A Black, bisexual woman raised in Rio de Janeiro’s Maré favela, Marielle Franco campaigned against gender violence, police brutality, militarization and for reproductive rights as an activist and city council member. She was killed by unknown assailants in March 2018 in an attack that prompted mass protests throughout Brazil and the world. It’s believed her homicide could be linked to her work denouncing police violence in the favelas and paramilitary groups made up of retired and off-duty police. Two former police officers were arrested last year in connection to her murder and five people — including two police officers — were accused of obstruction to justice.

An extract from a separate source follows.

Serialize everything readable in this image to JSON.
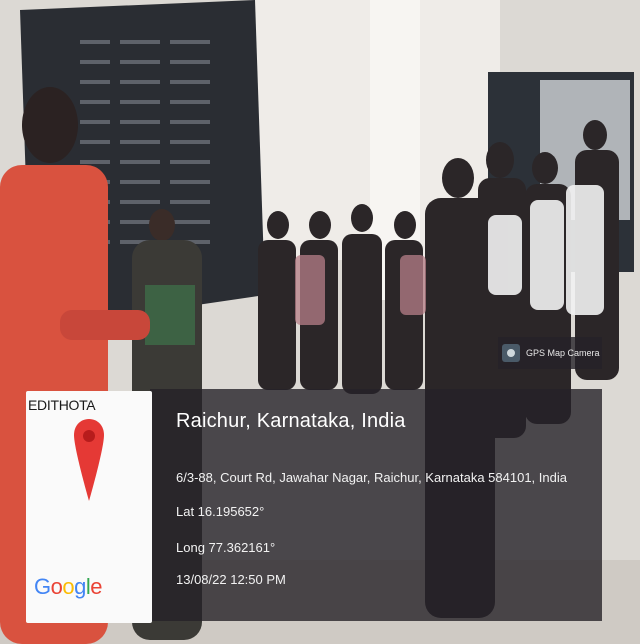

Érica Malunguinho is the first transgender politician to be elected in state congress. Born in Recife in 1981, Malunguinho moved to São Paulo at the age of 19 and started to transition. She immersed herself in arts, culture and politics, eventually opening up a cultural center she called an urban quilombo in reference to the Black freetowns created during slavery. When Marielle Franco was assassinated, Malunguinho, then a well-regarded Afro-Brazilian and LGBTQ leader, decided to run for state congress as a member of the Socialism and Liberty Party, the political party that Franco represented.